§ WORK INSTRUCTIONS
For the listing below, report all lines that hold the word "description".

+++

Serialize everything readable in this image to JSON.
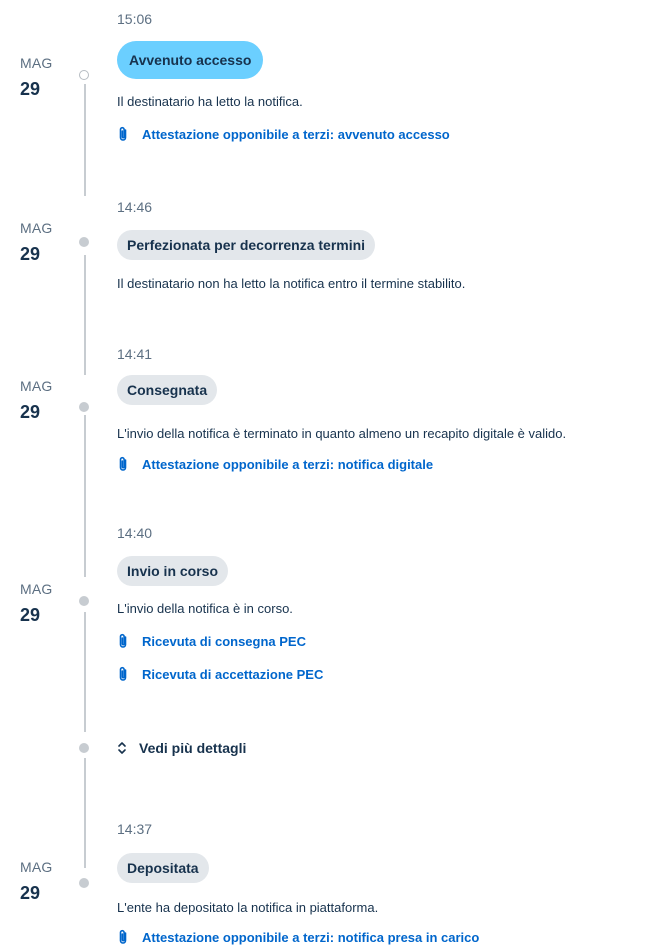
{
  "events": [
    {
      "month": "MAG",
      "day": "29",
      "time": "15:06",
      "status": "Avvenuto accesso",
      "description": "Il destinatario ha letto la notifica.",
      "links": [
        "Attestazione opponibile a terzi: avvenuto accesso"
      ]
    },
    {
      "month": "MAG",
      "day": "29",
      "time": "14:46",
      "status": "Perfezionata per decorrenza termini",
      "description": "Il destinatario non ha letto la notifica entro il termine stabilito.",
      "links": []
    },
    {
      "month": "MAG",
      "day": "29",
      "time": "14:41",
      "status": "Consegnata",
      "description": "L'invio della notifica è terminato in quanto almeno un recapito digitale è valido.",
      "links": [
        "Attestazione opponibile a terzi: notifica digitale"
      ]
    },
    {
      "month": "MAG",
      "day": "29",
      "time": "14:40",
      "status": "Invio in corso",
      "description": "L'invio della notifica è in corso.",
      "links": [
        "Ricevuta di consegna PEC",
        "Ricevuta di accettazione PEC"
      ]
    },
    {
      "month": "MAG",
      "day": "29",
      "time": "14:37",
      "status": "Depositata",
      "description": "L'ente ha depositato la notifica in piattaforma.",
      "links": [
        "Attestazione opponibile a terzi: notifica presa in carico"
      ]
    }
  ],
  "more_details_label": "Vedi più dettagli",
  "icons": {
    "attachment": "paperclip-icon",
    "expand": "chevron-up-down-icon"
  },
  "colors": {
    "active_badge": "#6bcfff",
    "badge": "#e3e7eb",
    "link": "#0066cc",
    "text": "#17324d",
    "muted": "#5c6f82",
    "timeline": "#c7ccd1"
  }
}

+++

§ EXERCISE OUTPUT
      "description": "Il destinatario ha letto la notifica.",
      "description": "Il destinatario non ha letto la notifica entro il termine stabilito.",
      "description": "L'invio della notifica è terminato in quanto almeno un recapito digitale è valido.",
      "description": "L'invio della notifica è in corso.",
      "description": "L'ente ha depositato la notifica in piattaforma.",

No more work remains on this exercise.